An especially salient site of analysis for this debate is criminal records. Criminal records are not just relevant in court, though the issue of data transparency vs. privacy is particularly acute for court derivative records; these records also follow individuals outside of court and create significant obstacles for entry into employment, education, housing, and other elements of social life. Public criminal records can substantially impact an individual’s life well beyond the scope of the criminal proceeding, making a compelling normative case for keeping them private. While criminal records can be individually damaging, a closed system of court data also prevents transparent knowledge of policies and disparities. Private criminal records and court documents can substantially hinder evaluating systemic issues in the courts as a whole, making a compelling case for making criminal record data public. However, once records are public, they are more difficult to control and therefore consequences of public records are the ability of the public to use them for individual decision-making, use them for potentially discriminatory policy making, and to use them for commercial gain. The relationship between equity issues in the courts and data privacy is far from simple.
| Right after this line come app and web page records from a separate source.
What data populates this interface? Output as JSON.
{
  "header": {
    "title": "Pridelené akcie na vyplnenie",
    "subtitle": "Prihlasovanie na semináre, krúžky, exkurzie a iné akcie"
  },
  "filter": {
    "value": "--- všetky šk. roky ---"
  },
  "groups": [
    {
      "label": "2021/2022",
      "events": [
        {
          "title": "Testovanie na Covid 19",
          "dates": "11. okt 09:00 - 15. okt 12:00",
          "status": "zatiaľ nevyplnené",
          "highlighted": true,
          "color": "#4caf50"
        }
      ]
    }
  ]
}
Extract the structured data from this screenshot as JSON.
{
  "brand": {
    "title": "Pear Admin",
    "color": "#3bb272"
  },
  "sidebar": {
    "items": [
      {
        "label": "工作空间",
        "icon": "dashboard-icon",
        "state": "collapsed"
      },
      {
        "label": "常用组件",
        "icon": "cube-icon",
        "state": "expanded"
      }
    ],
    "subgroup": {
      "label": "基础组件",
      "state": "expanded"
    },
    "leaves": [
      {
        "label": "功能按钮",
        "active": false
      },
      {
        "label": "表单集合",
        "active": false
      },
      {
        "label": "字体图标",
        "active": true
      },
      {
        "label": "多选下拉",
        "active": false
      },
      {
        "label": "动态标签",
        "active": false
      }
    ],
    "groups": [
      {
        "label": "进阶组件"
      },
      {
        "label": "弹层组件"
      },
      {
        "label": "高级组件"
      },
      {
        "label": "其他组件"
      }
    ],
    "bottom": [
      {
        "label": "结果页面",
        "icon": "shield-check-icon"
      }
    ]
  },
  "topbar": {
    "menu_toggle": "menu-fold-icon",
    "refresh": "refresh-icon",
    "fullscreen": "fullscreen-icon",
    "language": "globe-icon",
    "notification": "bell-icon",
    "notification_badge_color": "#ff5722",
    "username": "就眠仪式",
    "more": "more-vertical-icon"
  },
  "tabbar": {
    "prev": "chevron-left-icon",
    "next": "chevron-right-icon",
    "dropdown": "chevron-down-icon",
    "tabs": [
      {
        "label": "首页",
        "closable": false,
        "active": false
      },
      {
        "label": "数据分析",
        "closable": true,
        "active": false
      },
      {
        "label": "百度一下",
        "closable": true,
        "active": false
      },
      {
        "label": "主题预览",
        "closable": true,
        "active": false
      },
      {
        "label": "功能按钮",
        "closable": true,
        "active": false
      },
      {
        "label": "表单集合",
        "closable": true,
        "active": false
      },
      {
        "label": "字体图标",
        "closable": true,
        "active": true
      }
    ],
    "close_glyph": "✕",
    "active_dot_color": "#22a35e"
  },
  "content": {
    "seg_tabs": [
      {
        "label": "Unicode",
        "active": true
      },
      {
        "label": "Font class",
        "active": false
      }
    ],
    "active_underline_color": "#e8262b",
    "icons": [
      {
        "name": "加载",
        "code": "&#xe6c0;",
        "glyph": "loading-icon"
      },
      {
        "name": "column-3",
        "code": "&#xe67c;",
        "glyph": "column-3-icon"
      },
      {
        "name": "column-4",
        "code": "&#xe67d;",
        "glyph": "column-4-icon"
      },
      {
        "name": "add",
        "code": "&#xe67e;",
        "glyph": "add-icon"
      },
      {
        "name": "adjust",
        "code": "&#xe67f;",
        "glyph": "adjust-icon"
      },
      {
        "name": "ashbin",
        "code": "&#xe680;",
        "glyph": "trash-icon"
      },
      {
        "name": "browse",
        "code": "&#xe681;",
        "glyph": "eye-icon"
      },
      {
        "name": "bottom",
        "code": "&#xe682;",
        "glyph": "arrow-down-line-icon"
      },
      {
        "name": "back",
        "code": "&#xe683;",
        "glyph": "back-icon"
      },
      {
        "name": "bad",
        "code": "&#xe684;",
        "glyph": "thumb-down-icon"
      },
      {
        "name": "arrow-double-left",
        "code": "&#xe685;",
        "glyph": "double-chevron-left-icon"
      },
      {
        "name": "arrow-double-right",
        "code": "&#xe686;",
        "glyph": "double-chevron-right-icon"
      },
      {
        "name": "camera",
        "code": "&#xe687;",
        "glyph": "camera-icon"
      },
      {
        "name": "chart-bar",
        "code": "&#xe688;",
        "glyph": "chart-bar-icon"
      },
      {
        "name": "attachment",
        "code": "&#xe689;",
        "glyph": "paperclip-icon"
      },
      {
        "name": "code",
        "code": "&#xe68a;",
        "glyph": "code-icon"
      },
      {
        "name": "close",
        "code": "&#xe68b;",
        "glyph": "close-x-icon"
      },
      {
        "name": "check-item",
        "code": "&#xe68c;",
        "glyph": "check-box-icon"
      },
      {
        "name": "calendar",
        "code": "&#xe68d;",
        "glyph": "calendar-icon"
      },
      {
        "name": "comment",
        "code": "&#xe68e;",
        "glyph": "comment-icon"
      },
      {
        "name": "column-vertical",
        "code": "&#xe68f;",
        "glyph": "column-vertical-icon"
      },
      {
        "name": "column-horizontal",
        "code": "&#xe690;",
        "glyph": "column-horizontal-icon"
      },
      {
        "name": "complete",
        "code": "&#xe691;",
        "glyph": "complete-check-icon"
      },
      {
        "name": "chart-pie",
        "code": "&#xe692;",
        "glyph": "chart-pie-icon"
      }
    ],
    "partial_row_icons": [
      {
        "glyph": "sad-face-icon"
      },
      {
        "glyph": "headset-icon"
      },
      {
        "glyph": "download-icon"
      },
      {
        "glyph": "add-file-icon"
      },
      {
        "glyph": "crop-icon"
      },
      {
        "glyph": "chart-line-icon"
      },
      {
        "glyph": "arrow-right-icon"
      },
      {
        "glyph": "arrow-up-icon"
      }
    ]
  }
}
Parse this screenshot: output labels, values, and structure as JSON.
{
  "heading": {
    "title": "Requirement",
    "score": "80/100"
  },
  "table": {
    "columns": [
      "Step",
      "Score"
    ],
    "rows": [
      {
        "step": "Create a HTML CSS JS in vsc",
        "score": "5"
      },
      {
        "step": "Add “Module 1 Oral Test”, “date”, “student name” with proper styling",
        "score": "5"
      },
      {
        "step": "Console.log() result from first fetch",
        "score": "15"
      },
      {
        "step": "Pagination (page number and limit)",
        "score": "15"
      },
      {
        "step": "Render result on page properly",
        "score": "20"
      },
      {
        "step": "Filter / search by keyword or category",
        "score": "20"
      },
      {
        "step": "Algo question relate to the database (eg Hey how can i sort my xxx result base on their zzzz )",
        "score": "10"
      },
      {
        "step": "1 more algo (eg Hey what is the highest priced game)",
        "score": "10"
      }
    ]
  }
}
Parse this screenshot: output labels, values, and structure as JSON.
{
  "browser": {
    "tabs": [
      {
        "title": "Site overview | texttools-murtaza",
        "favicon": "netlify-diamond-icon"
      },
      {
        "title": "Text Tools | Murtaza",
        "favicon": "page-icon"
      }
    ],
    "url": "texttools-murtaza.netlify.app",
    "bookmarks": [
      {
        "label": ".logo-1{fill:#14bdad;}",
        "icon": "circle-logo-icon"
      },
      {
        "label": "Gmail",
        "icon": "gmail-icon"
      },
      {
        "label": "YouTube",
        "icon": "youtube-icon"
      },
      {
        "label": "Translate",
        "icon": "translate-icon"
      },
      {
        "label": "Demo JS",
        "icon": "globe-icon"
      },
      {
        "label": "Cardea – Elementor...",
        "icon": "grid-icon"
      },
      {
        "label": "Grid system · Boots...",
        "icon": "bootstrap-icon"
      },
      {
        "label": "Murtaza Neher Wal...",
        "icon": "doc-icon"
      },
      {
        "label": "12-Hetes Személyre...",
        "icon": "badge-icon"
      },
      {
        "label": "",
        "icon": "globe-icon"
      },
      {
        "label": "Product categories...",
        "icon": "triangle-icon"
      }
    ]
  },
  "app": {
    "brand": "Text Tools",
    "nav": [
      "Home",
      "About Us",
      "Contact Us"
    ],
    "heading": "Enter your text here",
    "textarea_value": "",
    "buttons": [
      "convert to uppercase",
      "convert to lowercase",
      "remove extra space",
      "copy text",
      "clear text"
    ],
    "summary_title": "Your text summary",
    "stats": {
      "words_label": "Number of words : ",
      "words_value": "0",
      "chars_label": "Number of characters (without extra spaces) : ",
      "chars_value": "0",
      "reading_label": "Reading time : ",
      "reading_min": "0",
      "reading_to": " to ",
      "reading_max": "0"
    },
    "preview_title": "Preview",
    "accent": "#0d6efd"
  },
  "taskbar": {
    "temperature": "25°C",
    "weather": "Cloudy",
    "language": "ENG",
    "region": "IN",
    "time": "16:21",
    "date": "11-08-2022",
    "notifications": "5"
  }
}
In this article we examine this tension between privacy and transparency and its consequences in several different contexts, taking criminal courts as a case study as an institution where the tension is not unique but heightened. We consider the use of criminal records as elements of a transparent court process; as tests for obtaining employment, education, or housing; and finally, the commercialization of criminal records themselves in a burgeoning terrain of digital companies providing mugshots and criminal records, connecting our criminal case study to other industries. We consider each of these three domains, laying out the universe of data privacy tensions and data transparency arguments to create a nuanced picture of how data privacy regulation interacts with public access. We conclude with recommendations, grounded in knowledge about innovative data techniques and data ethics, designed to help alleviate the tension between data privacy and data transparency.